Toumani Diabaté

By Jeff Tamarkin
Published November 21, 2006

Several gifted musicians are associated with the West African kora harp (Mory Kante and Foday Musa Suso among them), but Toumani Diabaté is arguably the reigning master.

Born in Bamako, Mali in 1965, Diabaté’s father, Sidiki Diabaté, beat him to it for the title “king of the kora,” but the elder musician was often away on tour so the young Toumani was basically self-taught. From the age of five, Toumani was learning his craft, and by 13 he was performing solo.

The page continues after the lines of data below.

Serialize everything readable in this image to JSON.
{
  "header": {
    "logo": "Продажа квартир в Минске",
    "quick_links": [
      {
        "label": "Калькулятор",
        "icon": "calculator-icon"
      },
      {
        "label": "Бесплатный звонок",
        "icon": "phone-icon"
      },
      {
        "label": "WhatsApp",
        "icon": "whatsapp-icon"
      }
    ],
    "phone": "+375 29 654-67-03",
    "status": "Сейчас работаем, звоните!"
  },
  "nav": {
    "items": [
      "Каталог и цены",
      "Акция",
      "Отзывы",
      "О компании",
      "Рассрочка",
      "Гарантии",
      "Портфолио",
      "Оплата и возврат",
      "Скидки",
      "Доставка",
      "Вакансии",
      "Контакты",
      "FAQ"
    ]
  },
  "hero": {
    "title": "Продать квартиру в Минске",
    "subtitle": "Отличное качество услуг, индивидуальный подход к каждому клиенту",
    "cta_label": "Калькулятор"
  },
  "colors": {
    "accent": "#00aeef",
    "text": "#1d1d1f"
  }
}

After touring Europe in 1984 as part of a large group of Malian musicians, Diabaté returned home, where in 1988 he released his first solo album, the strictly traditional Kaira. Diabaté had no intention of sitting still musically, however. Having absorbed rock, jazz, funk and world music, his next move was to team up with the progressive Spanish flamenco group, Ketama, on Songhai, a well-received album that also featured the double-bassist Danny Thompson.

For 1995’s Djelika, Diabaté returned to his Malian roots, working with Keletigui Diabaté on the xylophone-like balafon and Basekou Kouyate on the n’goni, a small African lute. And 1999’s New Ancient Strings paired Diabaté with another kora player, Ballake Sissoko, the two of them paying tribute to their fathers (Djelimady Sissoko was also a kora master), who’d recorded on an album titled Ancient Strings decades earlier.

Perhaps most prominent among Toumani Diabaté’s duets was Kulanjan, his 1999 collaboration with the American bluesman Taj Mahal. More recently, Diabaté joined up with another Malian giant, Ali Farka Touré, for In The Heart Of The Moon, one of the finest releases of 2005.

Recommended Recordings

Songhai (Hannibal)
New Ancient Strings (Hannibal)
In The Heart Of The Moon (World Circuit/Nonesuch)